> AIM OF THE EXERCISE
State how many lines in the entries below hold the word "title", with nothing besides the number.

> RECORDS FOR THIS EXERCISE
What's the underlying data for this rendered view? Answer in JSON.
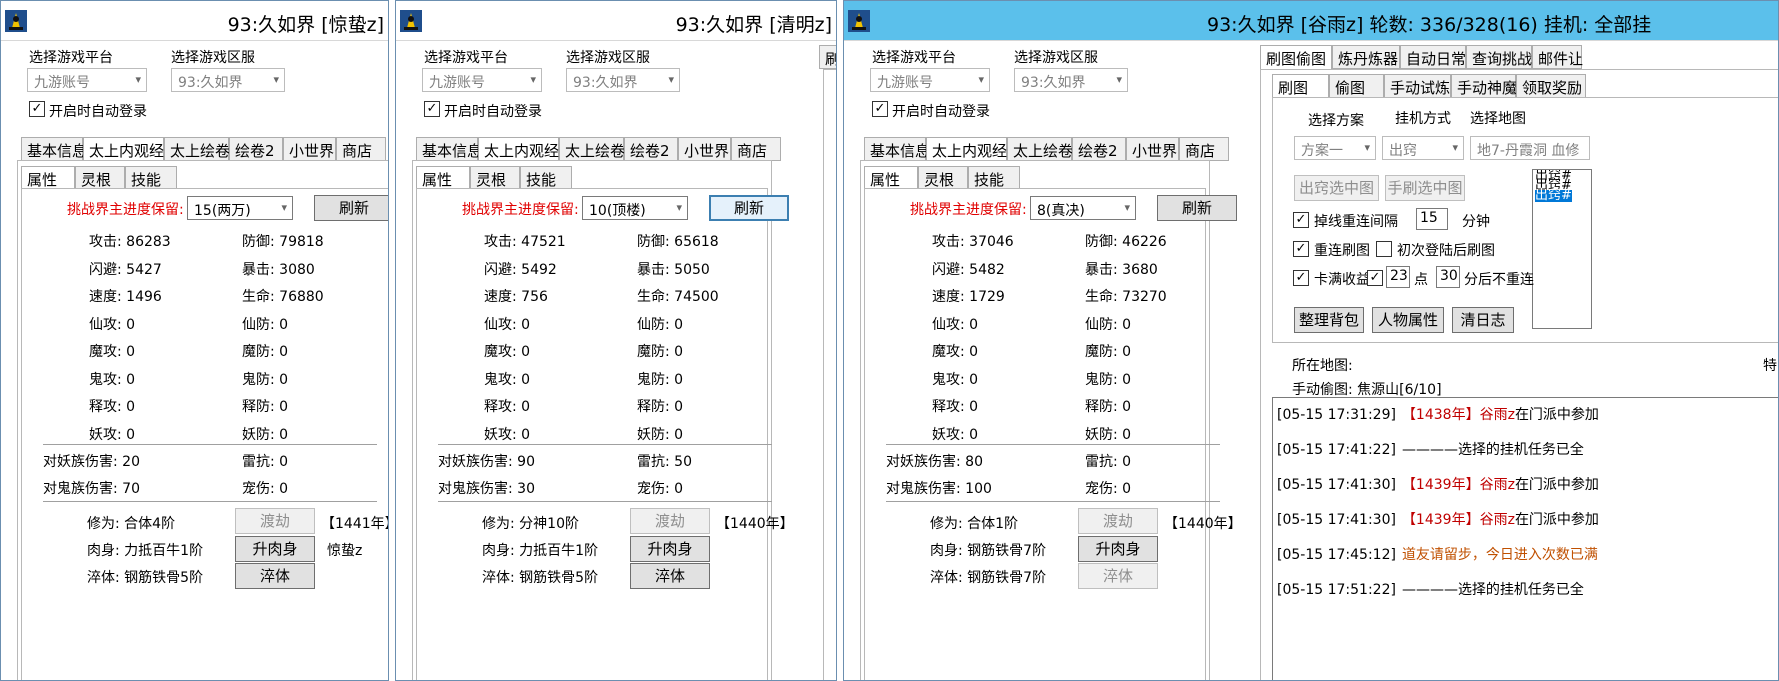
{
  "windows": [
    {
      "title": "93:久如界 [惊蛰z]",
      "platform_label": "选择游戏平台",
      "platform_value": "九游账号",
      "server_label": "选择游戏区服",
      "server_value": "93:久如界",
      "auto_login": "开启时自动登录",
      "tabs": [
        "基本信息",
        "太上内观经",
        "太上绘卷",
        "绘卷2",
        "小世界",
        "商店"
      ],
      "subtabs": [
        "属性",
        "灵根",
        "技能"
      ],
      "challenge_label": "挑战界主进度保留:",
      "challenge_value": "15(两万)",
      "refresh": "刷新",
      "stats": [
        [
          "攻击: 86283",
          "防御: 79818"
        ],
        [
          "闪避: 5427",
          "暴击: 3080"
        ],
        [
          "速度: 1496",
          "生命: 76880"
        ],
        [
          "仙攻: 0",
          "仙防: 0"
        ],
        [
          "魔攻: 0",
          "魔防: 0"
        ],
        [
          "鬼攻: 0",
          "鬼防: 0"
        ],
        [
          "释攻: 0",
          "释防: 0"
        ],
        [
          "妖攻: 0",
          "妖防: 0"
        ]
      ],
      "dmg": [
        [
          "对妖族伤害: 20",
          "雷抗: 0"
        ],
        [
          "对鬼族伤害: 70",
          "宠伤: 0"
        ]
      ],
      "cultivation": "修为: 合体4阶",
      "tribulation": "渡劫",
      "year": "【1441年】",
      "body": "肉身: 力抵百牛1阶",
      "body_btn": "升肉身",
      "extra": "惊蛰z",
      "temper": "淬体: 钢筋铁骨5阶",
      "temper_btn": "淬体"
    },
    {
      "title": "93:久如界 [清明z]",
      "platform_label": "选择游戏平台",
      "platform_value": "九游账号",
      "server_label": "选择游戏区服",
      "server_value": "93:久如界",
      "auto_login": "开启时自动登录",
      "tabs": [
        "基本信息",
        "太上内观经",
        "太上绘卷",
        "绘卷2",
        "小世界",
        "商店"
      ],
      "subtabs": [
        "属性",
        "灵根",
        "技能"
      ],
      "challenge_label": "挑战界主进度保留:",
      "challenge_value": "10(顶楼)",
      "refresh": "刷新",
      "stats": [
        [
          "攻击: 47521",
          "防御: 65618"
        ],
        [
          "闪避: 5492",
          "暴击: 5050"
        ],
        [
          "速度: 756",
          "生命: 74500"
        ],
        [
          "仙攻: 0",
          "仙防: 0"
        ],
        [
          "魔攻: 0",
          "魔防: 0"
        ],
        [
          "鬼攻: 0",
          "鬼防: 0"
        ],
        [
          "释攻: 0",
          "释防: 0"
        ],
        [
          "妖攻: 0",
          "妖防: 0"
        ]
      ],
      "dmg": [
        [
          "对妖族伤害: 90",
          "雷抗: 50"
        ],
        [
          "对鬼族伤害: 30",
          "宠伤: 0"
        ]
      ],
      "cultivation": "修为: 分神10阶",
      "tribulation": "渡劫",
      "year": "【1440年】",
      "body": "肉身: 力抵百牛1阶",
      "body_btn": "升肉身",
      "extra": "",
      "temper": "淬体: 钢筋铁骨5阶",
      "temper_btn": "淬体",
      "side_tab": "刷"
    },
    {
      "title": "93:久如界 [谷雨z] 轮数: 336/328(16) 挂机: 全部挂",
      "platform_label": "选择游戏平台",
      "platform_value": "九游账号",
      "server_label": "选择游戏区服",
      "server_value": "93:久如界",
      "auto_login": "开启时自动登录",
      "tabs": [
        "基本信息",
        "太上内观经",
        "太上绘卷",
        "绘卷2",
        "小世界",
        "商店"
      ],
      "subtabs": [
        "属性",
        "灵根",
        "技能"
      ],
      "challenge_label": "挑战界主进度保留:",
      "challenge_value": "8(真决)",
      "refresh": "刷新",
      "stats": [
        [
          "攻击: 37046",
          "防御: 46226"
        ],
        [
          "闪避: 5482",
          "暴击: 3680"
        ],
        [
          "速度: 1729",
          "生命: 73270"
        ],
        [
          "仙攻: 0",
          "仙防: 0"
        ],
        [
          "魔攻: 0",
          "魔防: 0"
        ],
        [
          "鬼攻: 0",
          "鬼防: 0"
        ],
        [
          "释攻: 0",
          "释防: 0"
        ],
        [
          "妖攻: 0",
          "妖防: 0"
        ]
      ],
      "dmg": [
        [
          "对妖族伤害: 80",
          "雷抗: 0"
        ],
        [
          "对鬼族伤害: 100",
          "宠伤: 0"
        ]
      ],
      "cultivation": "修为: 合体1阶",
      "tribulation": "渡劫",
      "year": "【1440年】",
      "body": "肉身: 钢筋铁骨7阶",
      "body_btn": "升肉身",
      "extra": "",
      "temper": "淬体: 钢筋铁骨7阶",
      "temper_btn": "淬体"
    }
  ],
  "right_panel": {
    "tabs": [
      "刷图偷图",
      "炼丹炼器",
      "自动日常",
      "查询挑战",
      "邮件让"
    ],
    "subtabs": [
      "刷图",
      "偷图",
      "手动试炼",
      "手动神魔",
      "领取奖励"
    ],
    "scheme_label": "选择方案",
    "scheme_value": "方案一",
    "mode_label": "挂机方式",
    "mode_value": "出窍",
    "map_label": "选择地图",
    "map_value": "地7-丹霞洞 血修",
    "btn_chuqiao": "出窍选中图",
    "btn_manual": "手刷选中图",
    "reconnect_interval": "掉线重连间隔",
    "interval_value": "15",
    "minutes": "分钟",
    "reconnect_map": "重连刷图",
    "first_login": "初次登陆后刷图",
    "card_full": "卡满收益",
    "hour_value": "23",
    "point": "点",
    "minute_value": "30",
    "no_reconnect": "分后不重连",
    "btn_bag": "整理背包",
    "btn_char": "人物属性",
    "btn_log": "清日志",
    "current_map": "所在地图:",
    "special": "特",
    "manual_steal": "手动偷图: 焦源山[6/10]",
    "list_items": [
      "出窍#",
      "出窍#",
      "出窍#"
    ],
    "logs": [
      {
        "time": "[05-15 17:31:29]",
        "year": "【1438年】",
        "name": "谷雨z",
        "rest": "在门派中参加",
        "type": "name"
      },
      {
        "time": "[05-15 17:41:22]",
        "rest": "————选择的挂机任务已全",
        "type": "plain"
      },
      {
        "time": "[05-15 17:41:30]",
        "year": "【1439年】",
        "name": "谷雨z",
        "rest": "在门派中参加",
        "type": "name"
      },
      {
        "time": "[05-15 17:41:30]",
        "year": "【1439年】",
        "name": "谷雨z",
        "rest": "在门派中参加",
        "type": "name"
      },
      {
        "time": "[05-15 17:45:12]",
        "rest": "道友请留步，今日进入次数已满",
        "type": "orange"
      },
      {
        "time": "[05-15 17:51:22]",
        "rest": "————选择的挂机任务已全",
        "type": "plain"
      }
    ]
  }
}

> ANSWER BOX
3